I’m not crying, you’re crying.
Twelve years ago, Booth and Brennan began their journey together in a rose garden, full of spark and snark and hope. 246 episodes later— spoiler alert?— they finish in the same way, a little older and wiser and battered and bruised, but as ready for their next adventure as they were in their youth.
Serial killers run amok, and the Jeffersonian is in shambles, but you know what? The center still holds, the way it always has, and the squints prove that they won’t let a little thing like near-death or serious head injuries get in the way of their superpowers.
Series finales are so fraught, outside of the usual my-show-is-leaving-forever crises, because there’s so much pressure to wrap everything up in a way that is true to the characters and satisfactory to the fans. I’m here to say right now that Bones pulled it off, at least in all the ways that count. I’m not even going to touch upon the conclusion of the Sad Little Homicidal Albanian Boy plot, except that the fact that his ill-fated getaway car was an open-topped Jeep Wrangler may be my favorite dumb-criminal-death on TV ever, so there’s that. (Also, there’s Meryl Streep “He’s my brother! He’s my husband!” joke in there somewhere, but we have precious little time tonight.) At the end of the day, this was never a show about high-stakes drama; it was about damaged people finding the good in each other, and helping to make the world a better place so everyone else could find that for themselves, too. Luckily, that was infused in ‘End’ to its core.

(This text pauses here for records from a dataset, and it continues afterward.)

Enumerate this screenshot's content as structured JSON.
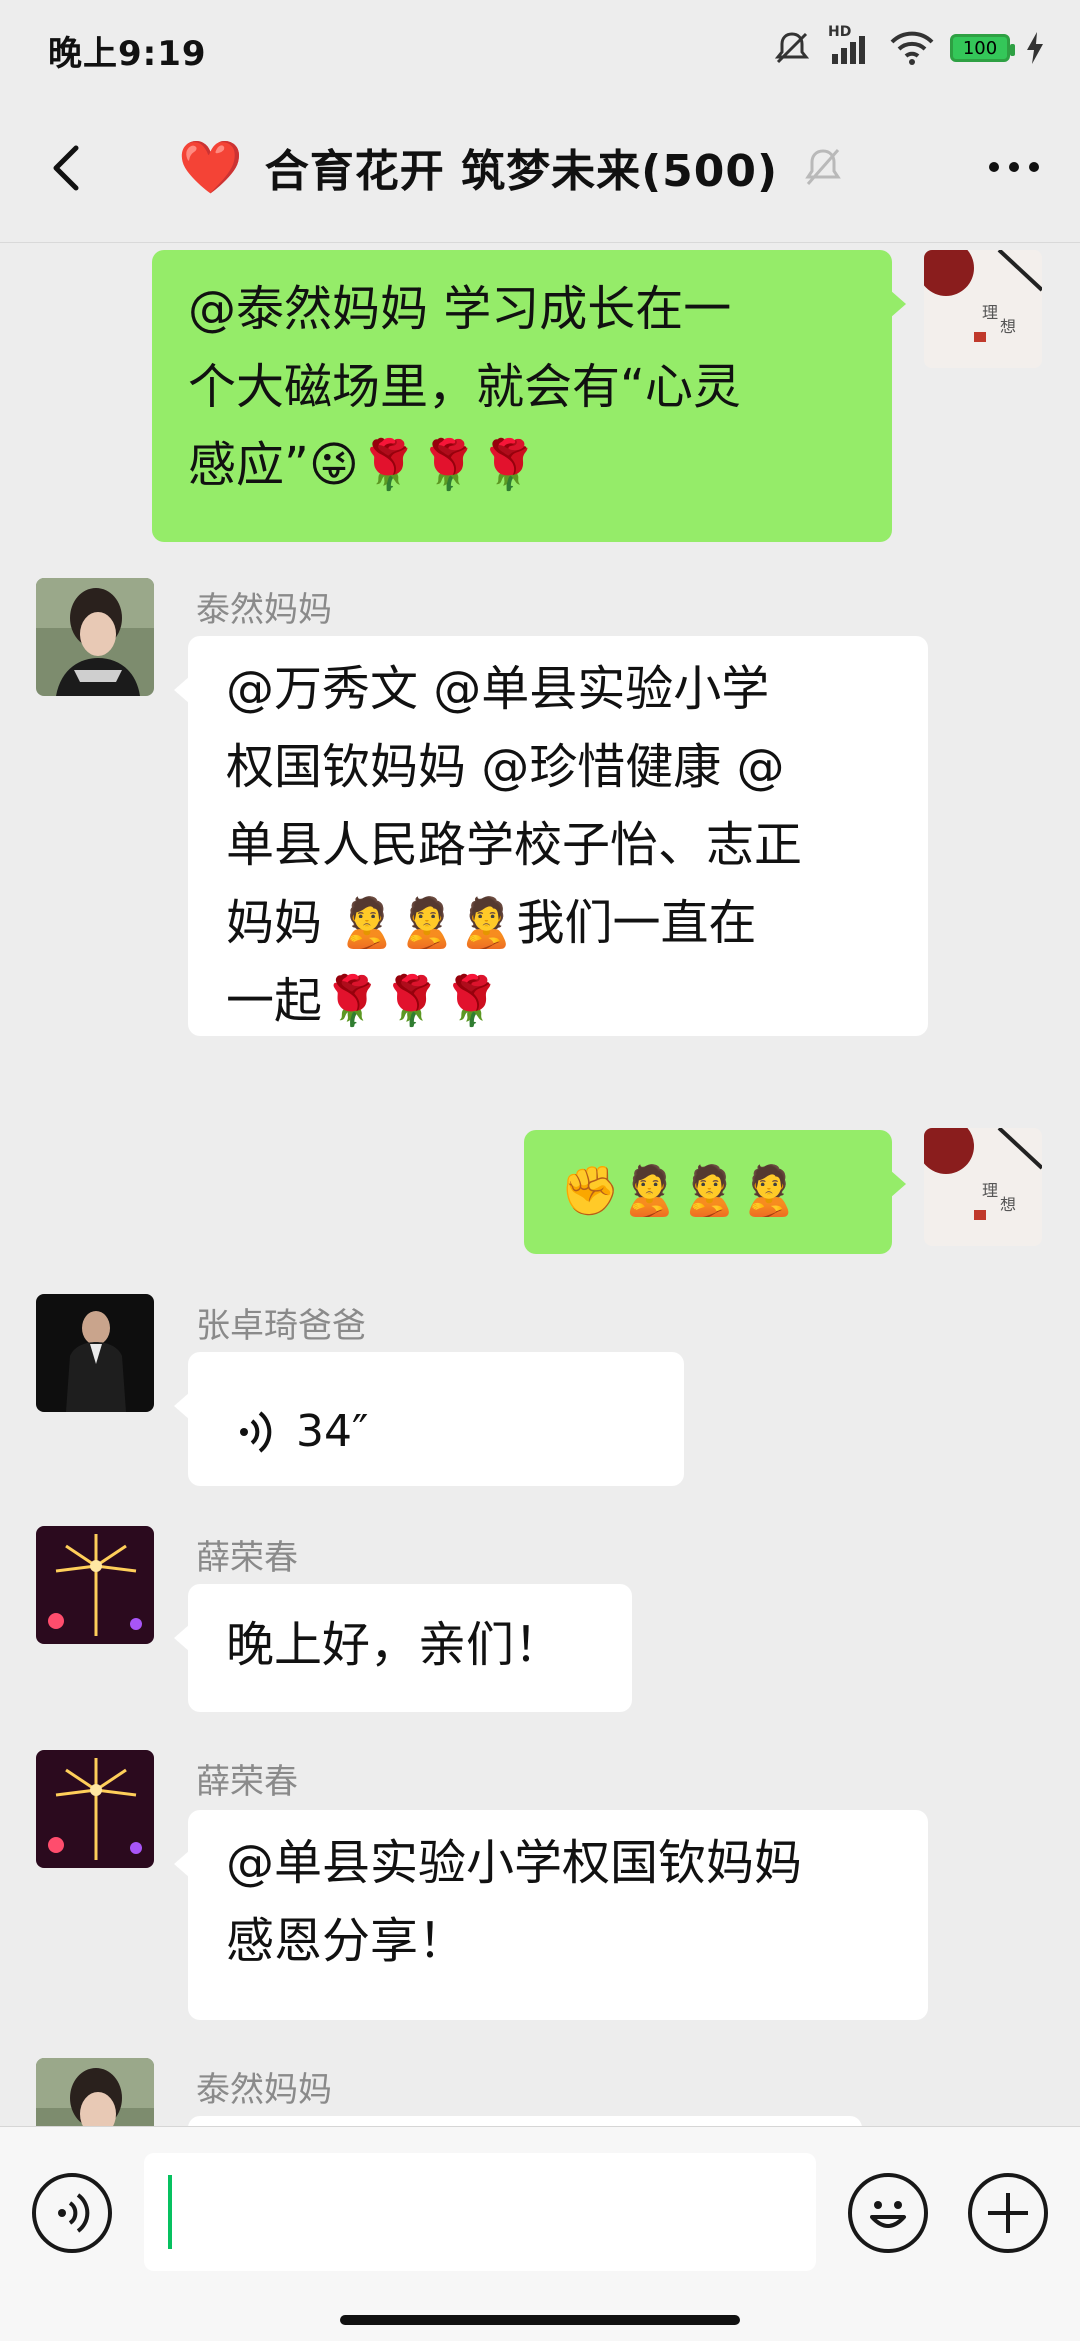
{
  "status": {
    "time": "晚上9:19",
    "battery": "100",
    "network": "HD"
  },
  "header": {
    "heart": "❤️",
    "title": "合育花开 筑梦未来(500)"
  },
  "messages": [
    {
      "side": "out",
      "text_lines": [
        "@泰然妈妈  学习成长在一",
        "个大磁场里，就会有“心灵",
        "感应”😜🌹🌹🌹"
      ]
    },
    {
      "side": "in",
      "name": "泰然妈妈",
      "text_lines": [
        "@万秀文  @单县实验小学",
        "权国钦妈妈  @珍惜健康  @",
        "单县人民路学校子怡、志正",
        "妈妈  🙎🙎🙎我们一直在",
        "一起🌹🌹🌹"
      ]
    },
    {
      "side": "out",
      "text_lines": [
        "✊🙎🙎🙎"
      ]
    },
    {
      "side": "in",
      "name": "张卓琦爸爸",
      "voice": "34″"
    },
    {
      "side": "in",
      "name": "薛荣春",
      "text_lines": [
        "晚上好，亲们！"
      ]
    },
    {
      "side": "in",
      "name": "薛荣春",
      "text_lines": [
        "@单县实验小学权国钦妈妈",
        " 感恩分享！"
      ]
    },
    {
      "side": "in",
      "name": "泰然妈妈"
    }
  ],
  "input": {
    "value": ""
  }
}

I didn’t know what to expect from Brennan’s convenient head injury, although I did wonder if we were about to get another amnesia plot as a callback to the last ‘End’ in season 4. Instead, we got to see Brennan grapple with her identity in a way that makes me wish we could have seen this in a season arc at some point: who is she if she isn’t the smartest person in the room? Emily Deschanel perfectly portrayed her alter ego’s frustration, at once as encyclopedic as ever, yet not being able to place together the different puzzle pieces in her mind to get her thoughts out, let alone crack this case. As I mentioned, I could have watched this play out over months, and I think it would have been a riveting journey, not unlike the one she went through in season 6.
Yet we didn’t have a dozen episodes, but just the one, so every scene had to count, and boy did it ever. Each memory with an intern, or comforting moment in the wake of explosion with a worried friend, or panicked discussion with her partner was dripping with emotion, and this was certainly all of these actors’ (and particularly Deschanel’s) finest work of the year, hands-down, as their stories all coalesced into the final act. I loved the visuals of the Original Four trapped together in the wreckage of the Jeffersonian using their wits to get out (a mix of “Man in the Fallout Shelter” and “Aliens in a Spaceship”, anyone?), but the bookend with our beloved lab rats musing on what comes next for the Institution really got to me.
These are all the grown-up versions of the closed-off genius, artist-with-wanderlust, angry conspiracy theorist and independent-to-a-fault leader we met a decade ago, but this Breakfast Club ends with nothing but love. Because Angela can finally merge her art and her science in a children’s book (I need this ASAP), Hodgins officially becomes King of the Lab (my heart!), Cam and Arastoo are adopting teenage foster kids (MY HEART), and Brennan is on the road to recovery to who she is again. Some things will change, some will stay the same, but these squints will always be there for each other. The hope of it all overwhelmed me, and I definitely felt all gooey on the inside leaving them on the steps of the platform like the kids they were in the pilot.
Last but not least, Booth and Brennan cap off the episode with their own nostalgia trip. Jasper the pig even made a final appearance to tell us all that we were going to be okay, just like his owners. In a season that has been so up-and-down emotionally and tonally, it was heartwarming to watch the two leads simply be for a few minutes, side-by-side on the bench in front of the place that started it all. The continuity of it all floored me, in the sense that the final scene reaffirmed that life does go on: like our protagonist mused ages ago, the sun will still rise in the morning and that is a beautiful thing. In an era where so many shows are determined to up the ante in its closing minutes for the shock value, I love that Bones did what it did best: showing us that Booth and Brennan will always be Booth and Brennan, no longer chasing each other in gardens but walking steadfastly side by side, living on to fight their fight another day, in the safety of knowing who they are and who they love. It’s simple and stunning at once, and I am so thankful that this is what we waited for.
I don’t know how these writers did it, but they managed to encapsulate the entire ethos of the show in ten captivating minutes. I’m going to miss checking in with the squints every week, but thanks to this finale, I know that somewhere out there, the gang’s going to be all right. It’s all I could have asked for as a fan, and I owe a huge round of applause to everyone involved over the years. Thanks for the laughs and the love, Bones, because no one did it quite like you.
(And thanks to all of you here at Gotta Watch It for hanging out with me these last four years! It’s been such a pleasure sharing my nerdiness with you.)